In the ten years between 1971 and 1980, there was an estimated average of 1,101 electrocutions in the United States, including 491 consumer product electrocutions every year. As GFCI requirements expanded, the number of electrocutions dropped significantly. Between 2011 and 2022, there was an estimated average of 246 electrocutions a year, including 41 consumer product electrocutions.
- 80% drop in electrocutions since the introduction of GFCI protection in bathrooms in 1975
- 93% drop in consumer product electrocutions between 1975 and 2020
- Since 1978, the median year the average American home was built, GFCI requirements have expanded to include six additional locations in homes
What if GFCI Protection was not Required
- There would be an estimated* 603% increase in electrocutions
- There would be an estimated* 1,118% increase in consumer product electrocutions

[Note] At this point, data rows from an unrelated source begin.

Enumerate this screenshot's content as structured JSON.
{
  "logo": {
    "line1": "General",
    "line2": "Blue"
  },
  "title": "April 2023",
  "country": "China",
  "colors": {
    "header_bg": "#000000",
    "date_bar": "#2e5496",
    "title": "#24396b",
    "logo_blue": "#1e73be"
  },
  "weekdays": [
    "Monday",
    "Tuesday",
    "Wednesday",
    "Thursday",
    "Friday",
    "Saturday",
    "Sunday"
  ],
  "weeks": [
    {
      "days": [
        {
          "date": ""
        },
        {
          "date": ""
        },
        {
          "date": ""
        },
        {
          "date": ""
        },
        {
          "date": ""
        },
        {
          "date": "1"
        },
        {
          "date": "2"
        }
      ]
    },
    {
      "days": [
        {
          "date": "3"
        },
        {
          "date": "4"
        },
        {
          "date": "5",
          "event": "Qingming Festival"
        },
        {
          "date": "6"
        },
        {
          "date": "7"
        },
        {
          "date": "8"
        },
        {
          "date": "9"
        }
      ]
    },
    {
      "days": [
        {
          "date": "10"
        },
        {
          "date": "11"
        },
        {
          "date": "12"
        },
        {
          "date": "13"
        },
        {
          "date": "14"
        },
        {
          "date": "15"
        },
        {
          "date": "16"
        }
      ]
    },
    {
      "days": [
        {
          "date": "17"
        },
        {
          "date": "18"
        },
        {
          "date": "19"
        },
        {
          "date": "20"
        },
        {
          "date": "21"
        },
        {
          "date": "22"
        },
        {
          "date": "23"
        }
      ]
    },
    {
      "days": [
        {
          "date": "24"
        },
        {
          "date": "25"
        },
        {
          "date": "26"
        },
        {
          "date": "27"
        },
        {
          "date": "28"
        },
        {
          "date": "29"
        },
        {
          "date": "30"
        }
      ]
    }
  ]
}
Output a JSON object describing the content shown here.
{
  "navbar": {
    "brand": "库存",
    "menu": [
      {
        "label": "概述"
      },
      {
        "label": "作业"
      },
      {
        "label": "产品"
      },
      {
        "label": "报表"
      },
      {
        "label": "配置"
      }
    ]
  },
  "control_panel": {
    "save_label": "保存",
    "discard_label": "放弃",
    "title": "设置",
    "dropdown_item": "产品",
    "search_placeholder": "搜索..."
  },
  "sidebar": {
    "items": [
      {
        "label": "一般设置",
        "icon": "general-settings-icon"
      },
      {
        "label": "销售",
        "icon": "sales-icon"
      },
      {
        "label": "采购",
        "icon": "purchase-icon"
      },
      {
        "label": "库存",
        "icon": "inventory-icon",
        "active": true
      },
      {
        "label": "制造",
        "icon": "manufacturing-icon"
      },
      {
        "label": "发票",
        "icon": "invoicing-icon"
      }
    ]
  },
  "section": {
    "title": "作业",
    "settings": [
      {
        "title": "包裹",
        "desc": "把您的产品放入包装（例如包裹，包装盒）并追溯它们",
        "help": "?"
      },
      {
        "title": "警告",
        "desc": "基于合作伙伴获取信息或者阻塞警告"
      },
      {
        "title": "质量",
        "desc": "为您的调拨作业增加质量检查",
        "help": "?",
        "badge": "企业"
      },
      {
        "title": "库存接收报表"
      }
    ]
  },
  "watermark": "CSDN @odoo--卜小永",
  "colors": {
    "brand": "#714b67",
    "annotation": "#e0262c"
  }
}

According to the U.S. Energy Information Administration, residential U.S. energy usage has increased from 0.7 trillion kilowatt-hours in 1978 to 1.5 trillion kilowatt-hours in 2020, an increase of 114%.
Required GFCI Locations
- 1971: Outdoor Receptacles
- 1975: Bathrooms
- 1978: Garages
- 1981: Spa and Hot Tubs
- 1987: Residential Kitchens
- 1987: Unfinished Basements
- 1990: Crawlspaces
- 1993: All Sinks
- 2005: Laundry / Utility Rooms
- 2017: Commercial Kitchens
- 2020: Outdoor Hardwired Outlets / Sump Pumps